What Is Cancer? What Causes Cancer?
Cancer is a class of diseases characterized by out-of-control cell growth. There are over 100 different types of cancer, and each is classified by the type of cell that is initially affected.
Cancer harms the body when damaged cells divide uncontrollably to form lumps or masses of tissue called tumors (except in the case of leukemia where cancer prohibits normal blood function by abnormal cell division in the blood stream). Tumors can grow and interfere with the digestive, nervous, and circulatory systems, and they can release hormones that alter body function.

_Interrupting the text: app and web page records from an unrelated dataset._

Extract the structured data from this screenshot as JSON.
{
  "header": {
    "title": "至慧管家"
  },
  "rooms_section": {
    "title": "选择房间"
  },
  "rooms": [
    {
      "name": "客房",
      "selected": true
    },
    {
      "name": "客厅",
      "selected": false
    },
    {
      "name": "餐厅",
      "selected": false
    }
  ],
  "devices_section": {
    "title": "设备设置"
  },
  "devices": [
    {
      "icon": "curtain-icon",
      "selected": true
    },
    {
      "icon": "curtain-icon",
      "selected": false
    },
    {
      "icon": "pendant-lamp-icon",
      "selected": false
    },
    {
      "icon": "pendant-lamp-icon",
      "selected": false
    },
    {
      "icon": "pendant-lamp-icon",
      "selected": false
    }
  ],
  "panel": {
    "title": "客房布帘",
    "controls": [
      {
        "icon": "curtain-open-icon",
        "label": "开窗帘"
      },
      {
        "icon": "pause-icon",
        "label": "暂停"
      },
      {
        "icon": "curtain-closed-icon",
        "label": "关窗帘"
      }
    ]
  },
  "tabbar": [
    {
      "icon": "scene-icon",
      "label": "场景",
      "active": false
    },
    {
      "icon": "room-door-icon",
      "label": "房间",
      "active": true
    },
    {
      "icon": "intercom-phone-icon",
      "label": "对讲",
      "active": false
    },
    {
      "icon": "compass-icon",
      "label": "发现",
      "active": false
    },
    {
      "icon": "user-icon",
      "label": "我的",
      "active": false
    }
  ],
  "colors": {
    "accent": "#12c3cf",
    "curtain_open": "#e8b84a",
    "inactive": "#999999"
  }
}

Tumors that stay in one spot and demonstrate limited growth are generally considered to be benign.
More dangerous, or malignant, tumors form when two things occur:
- a cancerous cell manages to move throughout the body using the blood or lymph systems, destroying healthy tissue in a process called invasion
- that cell manages to divide and grow, making new blood vessels to feed itself in a process called angiogenesis.
When a tumor successfully spreads to other parts of the body and grows, invading and destroying other healthy tissues, it is said to have metastasized. This process itself is called metastasis, and the result is a serious condition that is very difficult to treat.
How cancer spreads – scientists reported in Nature Communications (October 2012 issue) that they have discovered an important clue as to why cancer cells spread. It has something to do with their adhesion (stickiness) properties. Certain molecular interactions between cells and the scaffolding that holds them in place (extracellular matrix) cause them to become unstuck at the original tumor site, they become dislodged, move on and then reattach themselves at a new site.
The researchers say this discovery is important because cancer mortality is mainly due to metastatic tumors, those that grow from cells that have traveled from their original site to another part of the body. Only 10% of cancer deaths are caused by the primary tumors.
The scientists, from the Massachusetts Institute of Technology, say that finding a way to stop cancer cells from sticking to new sites could interfere with metastatic disease, and halt the growth of secondary tumors.
In 2007, cancer claimed the lives of about 7.6 million people in the world. Physicians and researchers who specialize in the study, diagnosis, treatment, and prevention of cancer are called oncologists.
Malignant cells are more agile than non-malignant ones – scientists from the Physical Sciences-Oncology Centers, USA, reported in the journal Scientific Reports (April 2013 issue) that malignant cells are much “nimbler” than non-malignant ones. Malignant cells can pass more easily through smaller gaps, as well as applying a much greater force on their environment compared to other cells.
Professor Robert Austin and team created a new catalogue of the physical and chemical features of cancerous cells with over 100 scientists from 20 different centers across the United States.
The authors believe their catalogue will help oncologists detect cancerous cells in patients early on, thus preventing the spread of the disease to other parts of the body
Prof. Austin said “By bringing together different types of experimental expertise to systematically compare metastatic and non-metastatic cells, we have advanced our knowledge of how metastasis occurs.”
What causes cancer?
Cancer is ultimately the result of cells that uncontrollably grow and do not die. Normal cells in the body follow an orderly path of growth, division, and death. Programmed cell death is called apoptosis, and when this process breaks down, cancer begins to form. Unlike regular cells, cancer cells do not experience programmatic death and instead continue to grow and divide. This leads to a mass of abnormal cells that grows out of control.